On any given Friday afternoon, Erica McCormick can be found outside the SAC with a guitar in her hand and a tambourine on her foot, surrounded by other musicians filling the area with their fast-paced bluegrass music.
“Bluegrass is like country music without the drums and hyped up on caffeine,” said biology junior Matthew Lyons. “We play a lot of favorites and new people come every week. Sometimes we get jazzy, sometimes we get blues-y, so it’s different every [time].”
Lyons is one of the founding members of Burnt Orange Bluegrass, a UT student organization that comes together every Friday from 4 to 6 p.m. to play music outside the SAC. They have no fees or sign up sheets, instead attracting new members with the sound of their music and the promise that anyone, no matter their major or skill level, is welcome to join.
“It’s a nice little community,” Lyons said. “You get so caught up playing with the people around you that you don’t even notice the people walking by.”
Finance sophomore Max Malone was classically trained in the violin, but didn’t expect to take it up again in college. After attending a Burnt Orange Bluegrass jam session last year, Malone joined the group despite not knowing anything about the genre.
“Bluegrass, in the jam session context especially, is very improv-centric and very open ended,” Malone said. “There’s a much more fluid structure to it. It’s very different [from] the incredibly precise environment that I was used to. It [took] a lot of growth as a person and as a musician.”
After being asked to play at UT’s Tour Across Texas meal on campus last semester, the informal group pulled a few of its members to form a new, smaller band consisting of Lyons, Malone and three others called the Engimatic Strangers. They stuck together following their performance and went on to play gigs at Hole in the Wall, Cherrywood Coffee House and Spider House.
Though the Enigmatic Strangers have disbanded, some of its members continue their pursuits in show business. McCormick, a Plan II and environmental science freshman, and radio-television-film sophomore Sol Chase perform as Three Quarter Moon, a band they hope to develop into a professional act, and former Enigmatic Strangers member James Smith recently released demos under the moniker Not Jim. Despite heading in different directions individually, the three musicians return to their community roots every week to jam on campus with Burnt Orange Bluegrass.
Chase said most bluegrass musicians share a common vocabulary of 50-100 traditional songs, so meeting someone with the same repertoire forms an instant connection.
“A jam group is like the casual version of a band,” Chase said. “You share an interest and you bond over that. Bluegrass is not mainstream music, so it’s a lot about the community aspect and about inviting people to jam sessions, especially those who don’t play bluegrass.”

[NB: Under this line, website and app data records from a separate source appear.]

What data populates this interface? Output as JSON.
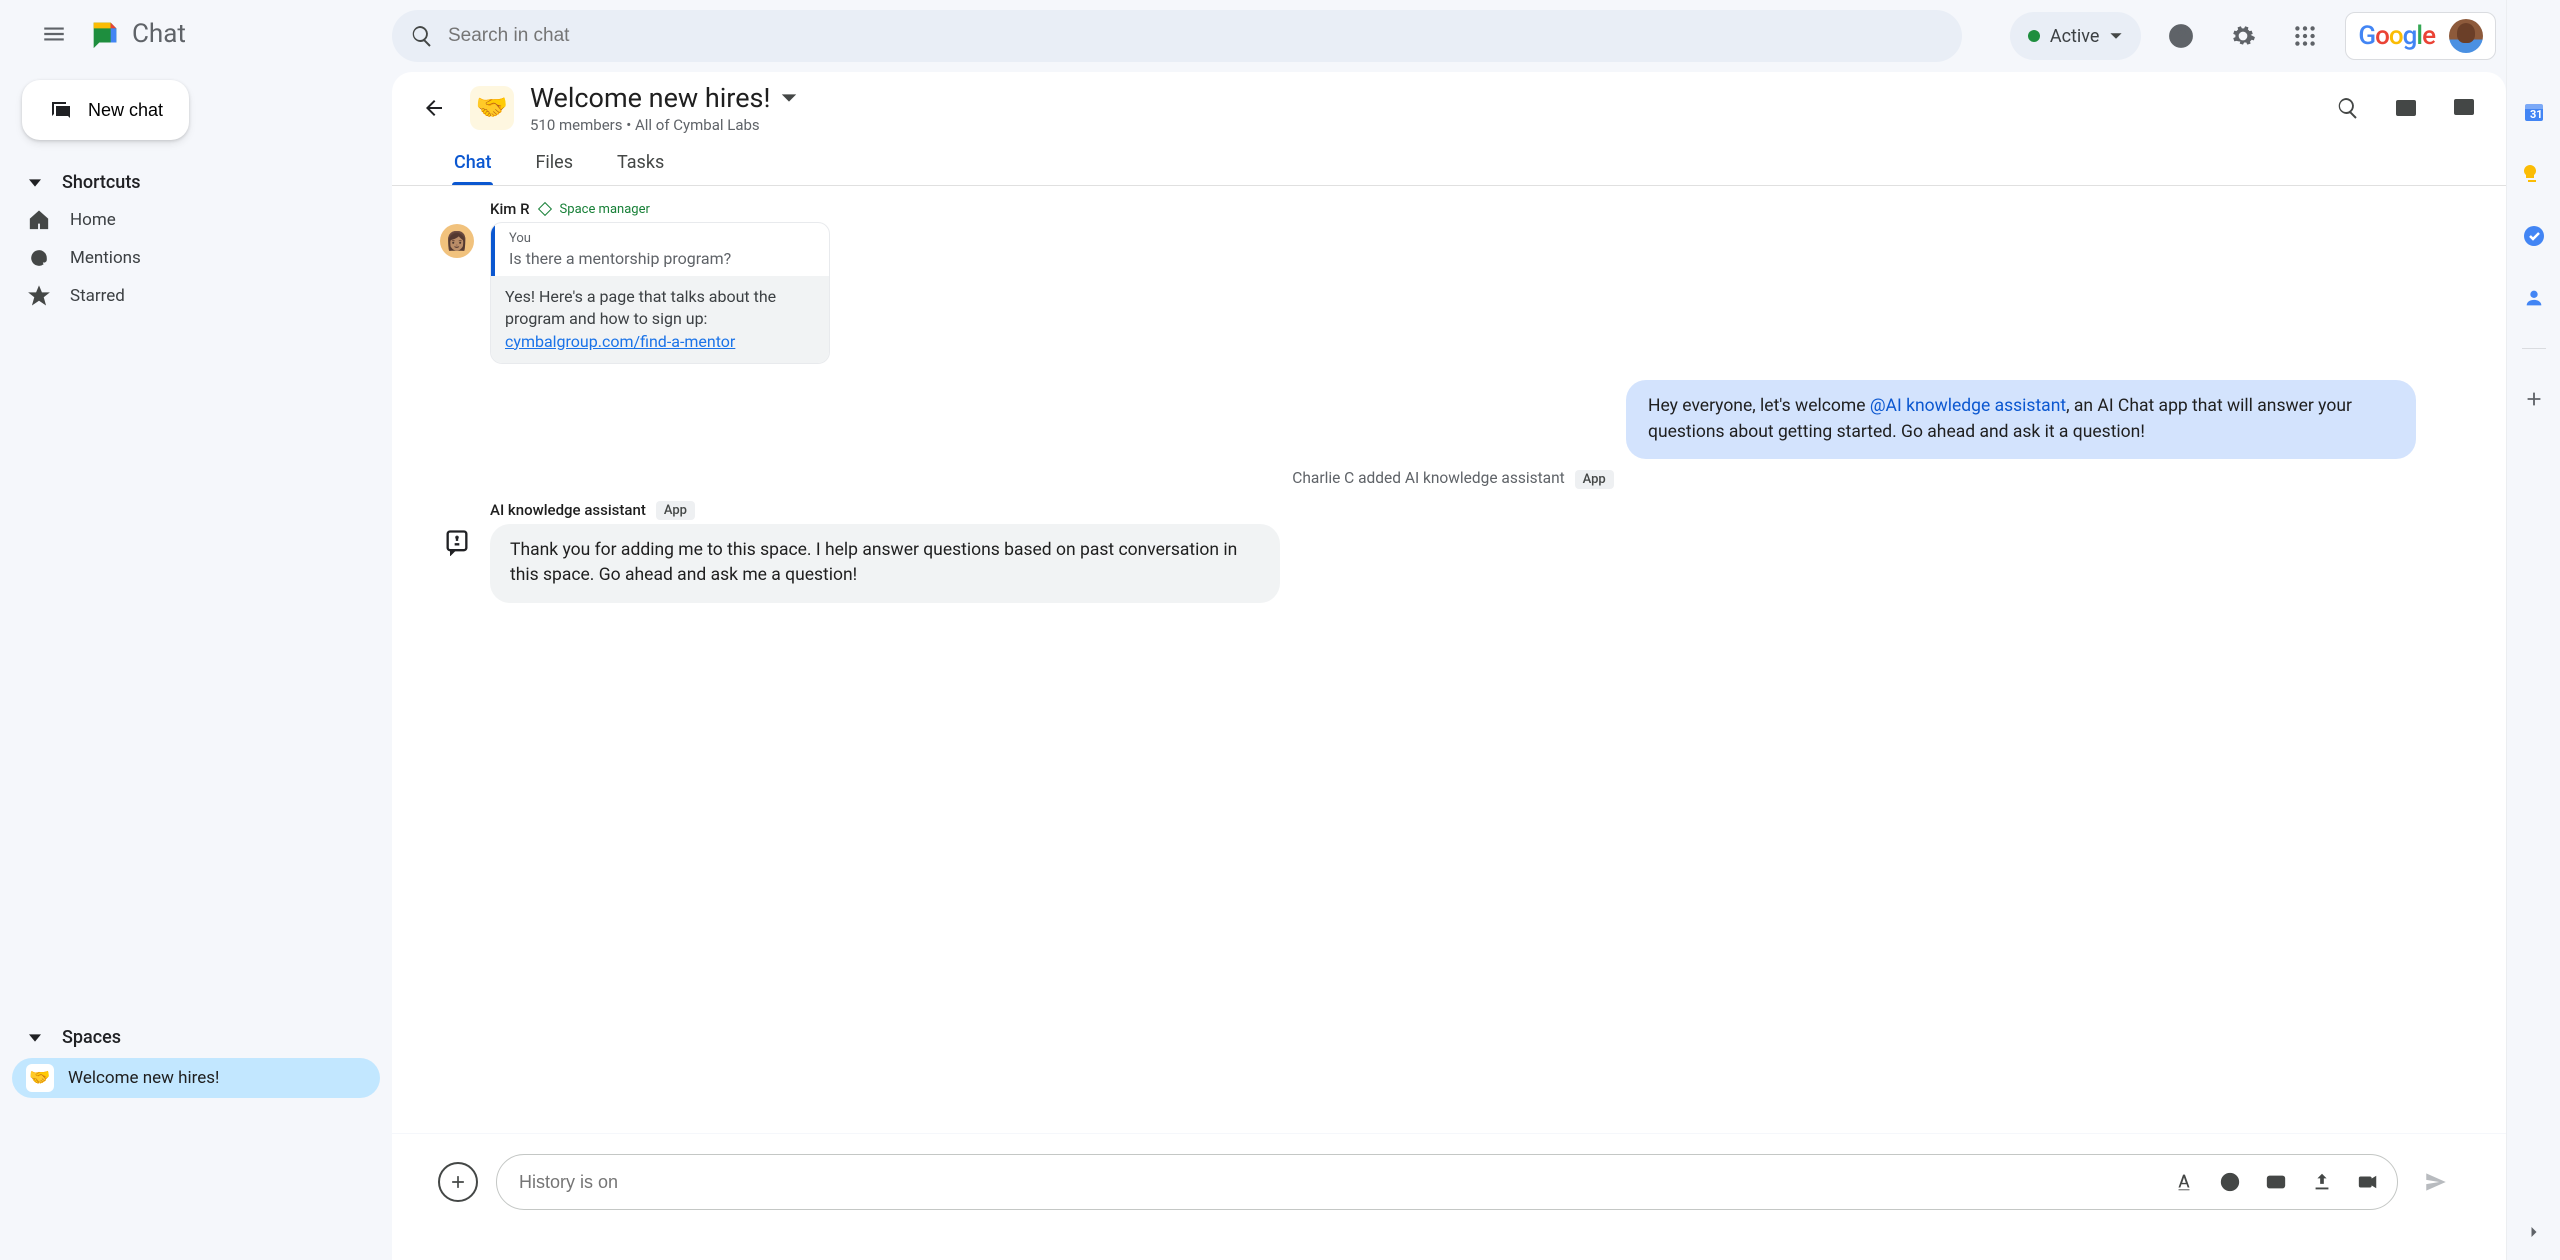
{
  "app": {
    "title": "Chat",
    "new_chat_label": "New chat"
  },
  "sidebar": {
    "shortcuts_header": "Shortcuts",
    "items": [
      {
        "label": "Home"
      },
      {
        "label": "Mentions"
      },
      {
        "label": "Starred"
      }
    ],
    "spaces_header": "Spaces",
    "spaces": [
      {
        "emoji": "🤝",
        "label": "Welcome new hires!"
      }
    ]
  },
  "search": {
    "placeholder": "Search in chat"
  },
  "status": {
    "label": "Active"
  },
  "space_header": {
    "emoji": "🤝",
    "title": "Welcome new hires!",
    "subtitle": "510 members  •  All of Cymbal Labs"
  },
  "tabs": [
    {
      "label": "Chat"
    },
    {
      "label": "Files"
    },
    {
      "label": "Tasks"
    }
  ],
  "messages": {
    "kim": {
      "author": "Kim R",
      "badge": "Space manager",
      "quote_you": "You",
      "quote_text": "Is there a mentorship program?",
      "reply_text": "Yes! Here's a page that talks about the program and how to sign up: ",
      "reply_link": "cymbalgroup.com/find-a-mentor"
    },
    "mine": {
      "prefix": "Hey everyone, let's welcome ",
      "mention": "@AI knowledge assistant",
      "suffix": ", an AI Chat app that will answer your questions about getting started.  Go ahead and ask it a question!"
    },
    "system": {
      "text": "Charlie C added AI knowledge assistant",
      "badge": "App"
    },
    "bot": {
      "author": "AI knowledge assistant",
      "badge": "App",
      "text": "Thank you for adding me to this space. I help answer questions based on past conversation in this space. Go ahead and ask me a question!"
    }
  },
  "compose": {
    "placeholder": "History is on"
  },
  "google_logo": "Google"
}
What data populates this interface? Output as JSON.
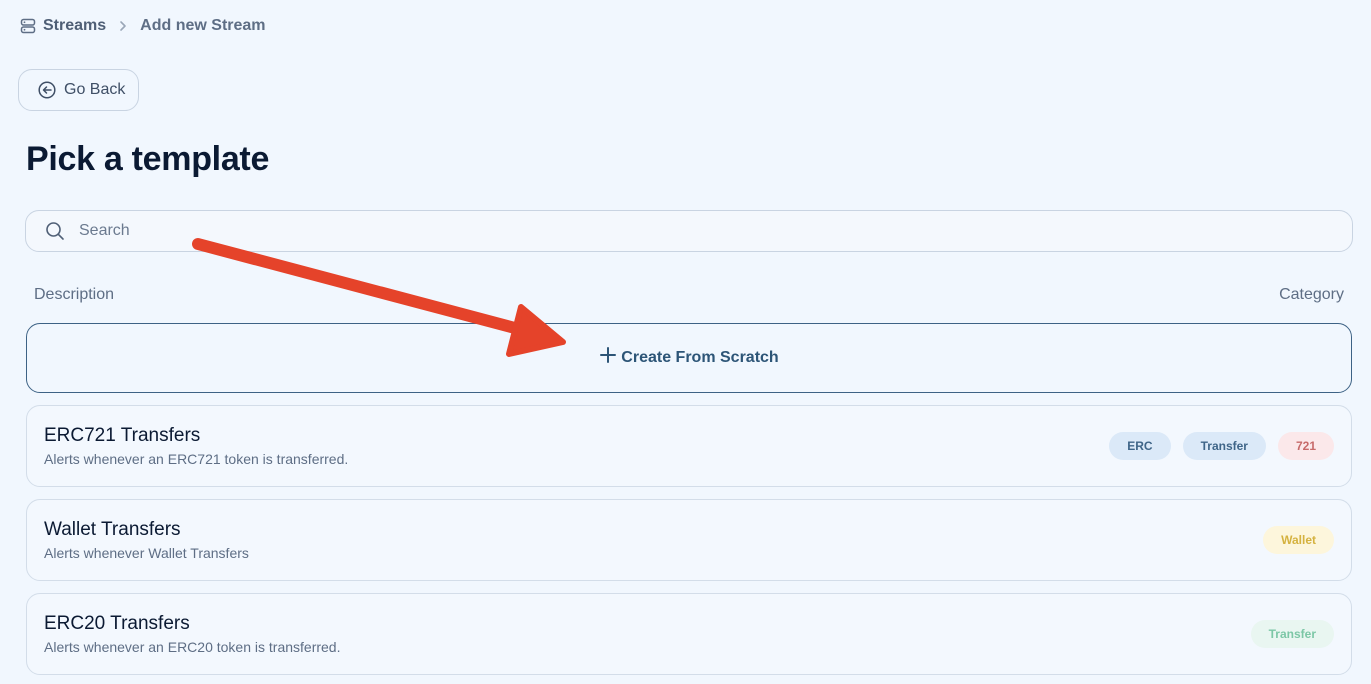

Mechanical engineering sophomore Uriel Buitrago often stops to watch Burnt Orange Bluegrass on his way back to Jester. He said the improvisational aspect of the jams is very entertaining.
“It’s a really chill environment,” Buitrago said. “You don’t have to go far off campus to enjoy some good music.”